• **Records from a data source**:
▶

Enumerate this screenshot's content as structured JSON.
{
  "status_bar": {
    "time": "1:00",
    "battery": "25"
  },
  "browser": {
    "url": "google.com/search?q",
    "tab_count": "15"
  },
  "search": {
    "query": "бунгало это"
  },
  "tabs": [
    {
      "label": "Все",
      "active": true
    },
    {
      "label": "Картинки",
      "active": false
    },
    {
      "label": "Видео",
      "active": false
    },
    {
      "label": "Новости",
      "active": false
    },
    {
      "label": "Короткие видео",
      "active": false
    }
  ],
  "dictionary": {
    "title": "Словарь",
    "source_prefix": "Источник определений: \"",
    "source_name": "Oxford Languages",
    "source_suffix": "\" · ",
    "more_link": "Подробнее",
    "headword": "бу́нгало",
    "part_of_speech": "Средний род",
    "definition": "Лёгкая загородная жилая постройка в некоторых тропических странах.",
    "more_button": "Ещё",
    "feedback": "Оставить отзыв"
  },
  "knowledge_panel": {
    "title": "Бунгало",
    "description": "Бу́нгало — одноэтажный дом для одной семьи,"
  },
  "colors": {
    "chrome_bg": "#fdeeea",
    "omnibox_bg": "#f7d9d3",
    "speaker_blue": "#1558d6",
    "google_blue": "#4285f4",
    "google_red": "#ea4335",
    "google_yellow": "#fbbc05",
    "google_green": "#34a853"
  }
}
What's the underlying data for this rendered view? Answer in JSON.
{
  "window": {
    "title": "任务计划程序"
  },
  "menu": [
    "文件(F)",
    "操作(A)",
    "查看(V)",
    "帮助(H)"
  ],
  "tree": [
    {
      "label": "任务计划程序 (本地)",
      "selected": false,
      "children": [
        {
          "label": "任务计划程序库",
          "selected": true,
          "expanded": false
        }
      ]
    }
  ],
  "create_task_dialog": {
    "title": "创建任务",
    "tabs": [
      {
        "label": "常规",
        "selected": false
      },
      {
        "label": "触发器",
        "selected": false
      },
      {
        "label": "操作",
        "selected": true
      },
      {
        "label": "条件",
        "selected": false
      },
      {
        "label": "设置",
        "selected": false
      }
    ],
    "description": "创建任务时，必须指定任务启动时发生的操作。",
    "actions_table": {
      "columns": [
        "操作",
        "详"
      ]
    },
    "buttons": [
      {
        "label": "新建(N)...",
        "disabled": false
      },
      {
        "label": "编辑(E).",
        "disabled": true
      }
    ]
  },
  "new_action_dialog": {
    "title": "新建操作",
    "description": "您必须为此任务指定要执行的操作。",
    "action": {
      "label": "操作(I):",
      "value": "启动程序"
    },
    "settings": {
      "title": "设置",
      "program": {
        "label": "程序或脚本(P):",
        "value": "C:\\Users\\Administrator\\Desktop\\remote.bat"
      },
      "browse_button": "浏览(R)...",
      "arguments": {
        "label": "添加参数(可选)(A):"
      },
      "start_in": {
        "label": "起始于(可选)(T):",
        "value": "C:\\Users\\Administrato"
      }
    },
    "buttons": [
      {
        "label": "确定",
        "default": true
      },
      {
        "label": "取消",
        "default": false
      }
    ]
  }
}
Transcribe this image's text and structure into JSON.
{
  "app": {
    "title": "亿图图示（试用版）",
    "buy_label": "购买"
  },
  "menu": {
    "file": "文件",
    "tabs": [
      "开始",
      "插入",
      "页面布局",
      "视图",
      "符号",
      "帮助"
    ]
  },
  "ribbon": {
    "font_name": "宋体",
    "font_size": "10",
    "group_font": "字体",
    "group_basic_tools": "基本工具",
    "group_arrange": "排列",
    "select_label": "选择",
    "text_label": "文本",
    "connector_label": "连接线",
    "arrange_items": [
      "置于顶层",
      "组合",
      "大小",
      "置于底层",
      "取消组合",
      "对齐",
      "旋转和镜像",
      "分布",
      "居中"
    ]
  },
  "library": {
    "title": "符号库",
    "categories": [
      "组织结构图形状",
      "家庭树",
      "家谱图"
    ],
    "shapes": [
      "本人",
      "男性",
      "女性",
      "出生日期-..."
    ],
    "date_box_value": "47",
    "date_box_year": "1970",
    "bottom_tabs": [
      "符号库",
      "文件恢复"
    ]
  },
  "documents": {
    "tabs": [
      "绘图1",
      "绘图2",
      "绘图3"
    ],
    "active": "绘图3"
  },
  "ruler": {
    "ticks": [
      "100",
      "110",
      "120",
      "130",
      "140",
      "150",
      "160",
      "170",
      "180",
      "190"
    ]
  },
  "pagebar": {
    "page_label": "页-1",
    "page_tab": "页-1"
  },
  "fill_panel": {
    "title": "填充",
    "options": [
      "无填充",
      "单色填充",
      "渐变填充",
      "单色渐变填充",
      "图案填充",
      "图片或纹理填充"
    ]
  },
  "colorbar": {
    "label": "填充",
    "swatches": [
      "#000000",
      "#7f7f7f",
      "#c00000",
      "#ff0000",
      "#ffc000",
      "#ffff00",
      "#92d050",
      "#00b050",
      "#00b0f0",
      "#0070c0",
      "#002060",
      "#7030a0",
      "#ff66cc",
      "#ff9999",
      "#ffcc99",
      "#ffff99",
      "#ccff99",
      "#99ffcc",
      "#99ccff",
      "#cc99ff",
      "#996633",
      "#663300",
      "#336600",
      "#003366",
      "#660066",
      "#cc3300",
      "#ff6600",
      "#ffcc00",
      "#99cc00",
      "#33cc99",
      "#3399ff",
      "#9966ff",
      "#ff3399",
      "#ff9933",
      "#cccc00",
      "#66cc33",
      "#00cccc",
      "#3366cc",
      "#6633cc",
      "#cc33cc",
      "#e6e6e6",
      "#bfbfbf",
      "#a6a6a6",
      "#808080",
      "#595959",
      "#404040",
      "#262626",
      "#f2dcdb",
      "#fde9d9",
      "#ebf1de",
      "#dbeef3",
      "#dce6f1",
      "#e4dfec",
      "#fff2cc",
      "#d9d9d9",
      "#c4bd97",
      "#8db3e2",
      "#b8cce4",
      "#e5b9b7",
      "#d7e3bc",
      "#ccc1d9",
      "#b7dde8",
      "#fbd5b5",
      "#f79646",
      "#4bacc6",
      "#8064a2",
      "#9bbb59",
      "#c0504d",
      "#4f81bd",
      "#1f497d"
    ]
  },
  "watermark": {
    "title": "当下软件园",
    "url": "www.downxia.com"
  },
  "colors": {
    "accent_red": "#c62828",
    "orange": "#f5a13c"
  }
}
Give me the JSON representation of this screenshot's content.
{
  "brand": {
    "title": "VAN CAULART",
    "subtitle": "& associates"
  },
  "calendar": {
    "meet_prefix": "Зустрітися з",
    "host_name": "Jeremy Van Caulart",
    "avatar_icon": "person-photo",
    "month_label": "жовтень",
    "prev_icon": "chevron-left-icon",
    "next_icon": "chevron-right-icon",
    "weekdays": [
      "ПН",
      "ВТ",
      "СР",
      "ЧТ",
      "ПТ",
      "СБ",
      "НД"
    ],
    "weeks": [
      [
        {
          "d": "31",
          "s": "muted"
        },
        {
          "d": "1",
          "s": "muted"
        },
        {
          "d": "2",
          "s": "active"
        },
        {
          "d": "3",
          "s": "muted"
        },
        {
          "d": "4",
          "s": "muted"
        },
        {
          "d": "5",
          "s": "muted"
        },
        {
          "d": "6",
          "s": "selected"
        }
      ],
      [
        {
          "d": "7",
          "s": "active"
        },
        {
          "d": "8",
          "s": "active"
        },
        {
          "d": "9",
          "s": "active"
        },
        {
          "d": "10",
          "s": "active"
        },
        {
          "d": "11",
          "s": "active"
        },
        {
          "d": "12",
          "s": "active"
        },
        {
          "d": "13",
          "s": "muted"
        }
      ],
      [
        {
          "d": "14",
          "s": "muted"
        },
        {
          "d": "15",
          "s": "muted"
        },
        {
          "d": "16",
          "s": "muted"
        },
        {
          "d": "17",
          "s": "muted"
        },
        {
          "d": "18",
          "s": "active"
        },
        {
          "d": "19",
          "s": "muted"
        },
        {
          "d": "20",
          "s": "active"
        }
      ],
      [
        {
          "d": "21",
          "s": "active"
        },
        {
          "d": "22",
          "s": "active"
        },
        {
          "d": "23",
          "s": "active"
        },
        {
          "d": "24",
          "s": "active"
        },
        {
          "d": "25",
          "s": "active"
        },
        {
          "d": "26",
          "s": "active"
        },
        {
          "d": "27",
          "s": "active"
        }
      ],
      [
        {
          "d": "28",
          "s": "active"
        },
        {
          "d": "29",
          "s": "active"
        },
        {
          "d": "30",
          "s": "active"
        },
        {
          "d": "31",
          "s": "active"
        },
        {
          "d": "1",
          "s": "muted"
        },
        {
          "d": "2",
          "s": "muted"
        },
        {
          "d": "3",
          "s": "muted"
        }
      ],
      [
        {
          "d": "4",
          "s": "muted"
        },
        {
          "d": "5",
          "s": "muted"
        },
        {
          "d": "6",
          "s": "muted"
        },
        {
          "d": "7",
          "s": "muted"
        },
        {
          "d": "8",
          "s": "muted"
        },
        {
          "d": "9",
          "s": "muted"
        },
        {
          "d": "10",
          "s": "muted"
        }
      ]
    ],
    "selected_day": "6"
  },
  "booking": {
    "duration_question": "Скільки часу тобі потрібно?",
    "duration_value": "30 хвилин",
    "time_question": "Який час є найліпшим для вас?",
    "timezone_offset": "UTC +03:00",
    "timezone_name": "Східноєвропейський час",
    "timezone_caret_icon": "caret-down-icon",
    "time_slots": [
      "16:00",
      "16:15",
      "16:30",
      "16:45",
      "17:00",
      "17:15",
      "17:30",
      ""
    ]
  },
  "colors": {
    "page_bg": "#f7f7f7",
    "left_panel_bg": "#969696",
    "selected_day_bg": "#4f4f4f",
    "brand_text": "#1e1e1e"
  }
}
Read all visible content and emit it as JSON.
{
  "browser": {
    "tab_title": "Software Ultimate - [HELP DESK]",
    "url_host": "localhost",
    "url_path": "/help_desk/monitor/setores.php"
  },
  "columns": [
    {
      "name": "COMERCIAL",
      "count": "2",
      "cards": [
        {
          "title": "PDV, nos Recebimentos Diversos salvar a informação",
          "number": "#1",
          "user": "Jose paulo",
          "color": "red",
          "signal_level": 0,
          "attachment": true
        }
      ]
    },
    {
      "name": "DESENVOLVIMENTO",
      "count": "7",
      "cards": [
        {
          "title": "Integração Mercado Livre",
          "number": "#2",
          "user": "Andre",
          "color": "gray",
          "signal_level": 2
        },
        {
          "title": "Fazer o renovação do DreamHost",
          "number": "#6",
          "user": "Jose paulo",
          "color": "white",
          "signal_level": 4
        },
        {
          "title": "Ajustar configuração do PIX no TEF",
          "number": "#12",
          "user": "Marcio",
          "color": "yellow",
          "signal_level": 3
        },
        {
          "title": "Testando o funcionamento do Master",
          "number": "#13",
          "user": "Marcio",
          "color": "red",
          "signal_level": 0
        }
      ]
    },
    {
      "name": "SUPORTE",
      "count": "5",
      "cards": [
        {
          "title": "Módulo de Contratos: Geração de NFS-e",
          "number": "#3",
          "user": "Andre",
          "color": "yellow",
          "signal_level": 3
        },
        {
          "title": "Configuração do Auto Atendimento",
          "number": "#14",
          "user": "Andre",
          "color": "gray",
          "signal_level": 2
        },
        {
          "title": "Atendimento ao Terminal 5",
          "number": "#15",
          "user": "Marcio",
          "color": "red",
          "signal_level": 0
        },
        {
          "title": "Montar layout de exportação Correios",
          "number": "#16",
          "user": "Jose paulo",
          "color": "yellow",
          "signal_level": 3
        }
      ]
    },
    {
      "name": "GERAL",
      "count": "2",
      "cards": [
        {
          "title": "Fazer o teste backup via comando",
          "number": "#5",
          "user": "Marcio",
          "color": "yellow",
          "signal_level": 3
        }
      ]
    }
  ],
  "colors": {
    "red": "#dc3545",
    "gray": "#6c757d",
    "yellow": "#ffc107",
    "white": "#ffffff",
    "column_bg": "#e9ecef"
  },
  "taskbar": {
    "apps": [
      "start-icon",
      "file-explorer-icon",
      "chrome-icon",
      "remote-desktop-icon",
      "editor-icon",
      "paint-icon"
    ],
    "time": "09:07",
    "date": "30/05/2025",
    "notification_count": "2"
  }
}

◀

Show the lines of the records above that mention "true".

• **Response**:
      "active": true
          "selected": true,
        "selected": true
        "disabled": true
        "default": true
          "attachment": true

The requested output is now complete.